How many times have Black people witnessed blatant racism or experienced it personally than had to weigh in the reality of doing something right then and there? Probably most of us, but how many actually stand up and speak the truth–no matter where the chips fall?
I’ve done it many times, so, I’m giving myself a pass on this one. And I’ve yet again had to speak up, but this time, it was for something I witnessed at my local Wal-Mart. A white woman jumped from another line–while the cashier was tending the sale of an elderly Black lady, shoves 2 bras in her face–telling her to ring those up before she started the next transaction, which apparently was for her granddaughter, and daughter. The cashier was not completed with the sale of the Black lady, and by the expression of her face, felt it was rude–she just cut in front of the Black lady, not excusing herself at all. She told the woman that she hadn’t completed the sale of the elderly woman–and was shocked by this woman’s arrogance. Do you know that this white woman had the nerve to go complain to the manager. Her behavior and attitude was blatantly disrespectful, and in my honest observation, racist toward the elderly Black lady, and for her to complain was downright obnoxious.
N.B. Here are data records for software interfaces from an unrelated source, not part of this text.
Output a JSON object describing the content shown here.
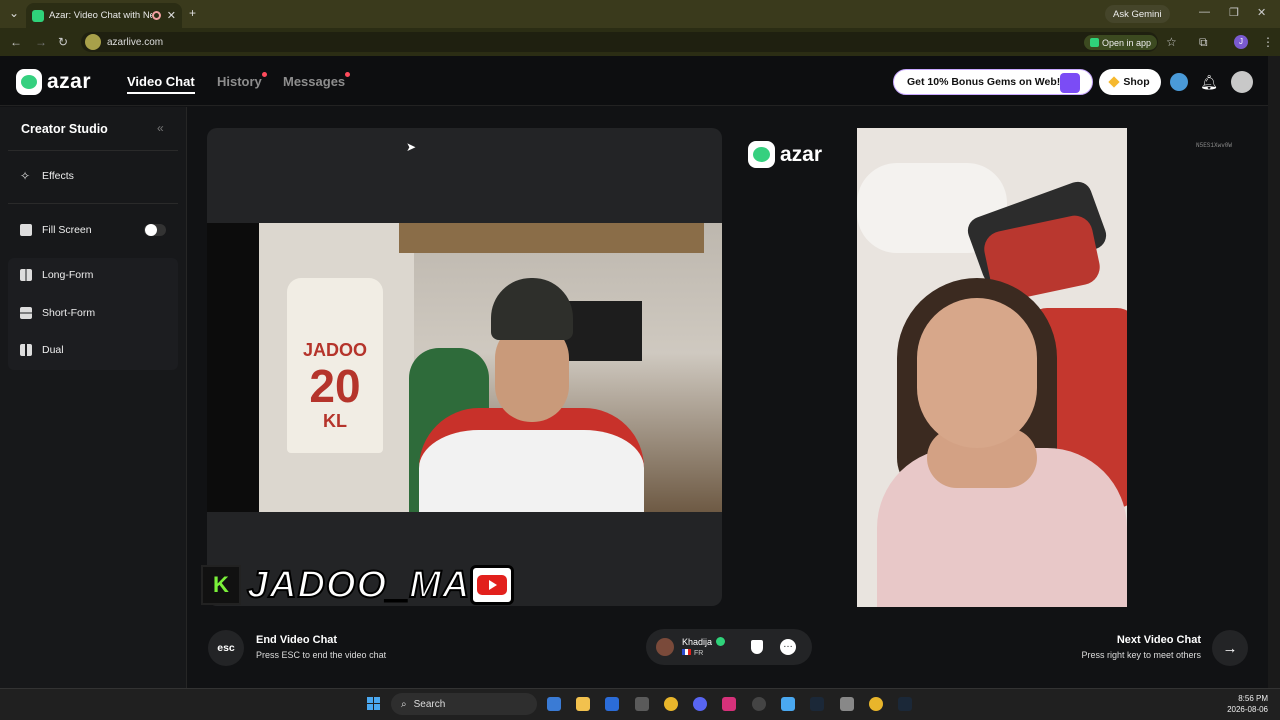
{
  "browser": {
    "tab_title": "Azar: Video Chat with New",
    "tab_close": "✕",
    "new_tab": "+",
    "ask_gemini": "Ask Gemini",
    "url": "azarlive.com",
    "open_in_app": "Open in app",
    "profile_initial": "J"
  },
  "header": {
    "logo_text": "azar",
    "nav": [
      {
        "label": "Video Chat",
        "active": true
      },
      {
        "label": "History",
        "badge": true
      },
      {
        "label": "Messages",
        "badge": true
      }
    ],
    "bonus_label": "Get 10% Bonus Gems on Web!",
    "shop_label": "Shop"
  },
  "sidebar": {
    "title": "Creator Studio",
    "collapse_icon": "«",
    "items": [
      {
        "label": "Effects",
        "icon": "magic-wand-icon"
      },
      {
        "label": "Fill Screen",
        "icon": "fill-screen-icon",
        "toggle": false
      },
      {
        "label": "Long-Form",
        "icon": "long-form-icon"
      },
      {
        "label": "Short-Form",
        "icon": "short-form-icon"
      },
      {
        "label": "Dual",
        "icon": "dual-icon"
      }
    ]
  },
  "stage": {
    "local_video": {
      "jersey_name": "JADOO",
      "jersey_number": "20",
      "jersey_initials": "KL"
    },
    "overlay_name": "JADOO_MA",
    "overlay_k": "K",
    "remote_logo": "azar",
    "watermark": "N5ES1Xwv0W"
  },
  "controls": {
    "esc_label": "esc",
    "end_title": "End Video Chat",
    "end_sub": "Press ESC to end the video chat",
    "peer_name": "Khadija",
    "peer_country": "FR",
    "chat_icon": "…",
    "next_title": "Next Video Chat",
    "next_sub": "Press right key to meet others",
    "next_arrow": "→"
  },
  "taskbar": {
    "search_label": "Search",
    "time": "8:56 PM",
    "date": "2026-08-06"
  },
  "colors": {
    "accent_green": "#35d07f",
    "badge_red": "#ff4b5c",
    "gift_purple": "#7b4cf5"
  }
}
The cashier did nothing wrong.
I live in south Georgia and I’m standing my ground here because I’m sick and tired of how white people behave toward African Americans; by the mere presumption of White Supremacy/White Privilege, feel absolute impunity in their attitudes and actions, which one intuitively perceives within an instant, as pure racial hatred.
Whites love to ambush Black people, literally goading a response, provoking a confrontation, then playing innocent, even lying, to mask their real intent. This is psychological terrorism, and emotional abuse, and I will not tolerate it.
Well, the right person was watching, and I’m voicing my opinion to that cashier’s supervisor–let the chips fall where they may.
You see, I’m not playing with white folks. Not at all. I feel absolutely no obligation to be nice to them or to pretend to be easy-going, which is something many African Americans employ, as not to be seen as the “Bad Negro”. I don’t care anything about that. They love to play that game of “How do you know they are being racist?” Uh-uh…my response: I’m not anywhere stupid and I know when someone cares about me humanely, as opposed to someone attacking me for being who I am. White people love to try to erase the experiences of African Americans–they claim individuality and claim no responsibility whatsoever for the marginalization of certain POC’s or people of color, but it’s time to make them face the ugly truth of who they are innately.
Enough is enough.
****If you don’t say anything when something happens, it will keep happening…because you didn’t.****